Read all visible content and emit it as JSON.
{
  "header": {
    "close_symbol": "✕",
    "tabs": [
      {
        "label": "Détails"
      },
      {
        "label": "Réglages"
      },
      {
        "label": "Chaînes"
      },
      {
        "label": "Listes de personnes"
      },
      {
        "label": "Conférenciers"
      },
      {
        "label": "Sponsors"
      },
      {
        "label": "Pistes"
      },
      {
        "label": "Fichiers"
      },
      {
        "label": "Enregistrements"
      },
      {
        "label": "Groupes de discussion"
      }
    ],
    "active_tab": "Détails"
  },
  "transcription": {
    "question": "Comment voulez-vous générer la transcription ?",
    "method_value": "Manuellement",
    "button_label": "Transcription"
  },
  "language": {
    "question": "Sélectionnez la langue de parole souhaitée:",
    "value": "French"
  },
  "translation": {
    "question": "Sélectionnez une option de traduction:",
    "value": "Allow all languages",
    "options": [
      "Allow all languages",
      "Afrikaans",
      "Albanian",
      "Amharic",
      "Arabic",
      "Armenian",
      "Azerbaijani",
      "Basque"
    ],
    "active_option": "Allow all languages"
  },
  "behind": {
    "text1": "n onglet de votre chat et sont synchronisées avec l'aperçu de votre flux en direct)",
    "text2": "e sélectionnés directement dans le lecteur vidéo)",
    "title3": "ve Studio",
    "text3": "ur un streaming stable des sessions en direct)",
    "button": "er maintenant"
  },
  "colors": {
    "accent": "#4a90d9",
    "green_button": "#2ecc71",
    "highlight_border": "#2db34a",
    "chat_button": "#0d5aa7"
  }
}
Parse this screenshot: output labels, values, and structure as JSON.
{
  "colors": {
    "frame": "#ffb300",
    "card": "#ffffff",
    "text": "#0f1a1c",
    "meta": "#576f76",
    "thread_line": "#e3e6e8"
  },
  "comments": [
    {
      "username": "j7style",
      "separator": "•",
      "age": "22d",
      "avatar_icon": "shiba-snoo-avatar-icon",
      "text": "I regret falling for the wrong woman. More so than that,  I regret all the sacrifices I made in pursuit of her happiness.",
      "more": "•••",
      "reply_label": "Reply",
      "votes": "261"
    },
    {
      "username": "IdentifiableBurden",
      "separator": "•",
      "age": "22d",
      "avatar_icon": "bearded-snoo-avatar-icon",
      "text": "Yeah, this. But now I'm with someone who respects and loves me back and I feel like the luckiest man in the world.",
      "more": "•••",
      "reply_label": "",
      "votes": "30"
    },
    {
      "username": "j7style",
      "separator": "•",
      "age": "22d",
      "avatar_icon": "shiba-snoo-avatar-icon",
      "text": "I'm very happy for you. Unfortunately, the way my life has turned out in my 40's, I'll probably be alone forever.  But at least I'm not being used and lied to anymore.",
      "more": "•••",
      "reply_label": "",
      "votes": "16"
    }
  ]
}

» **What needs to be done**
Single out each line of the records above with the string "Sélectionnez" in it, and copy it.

» **Solution to this task**
    "question": "Sélectionnez la langue de parole souhaitée:",
    "question": "Sélectionnez une option de traduction:",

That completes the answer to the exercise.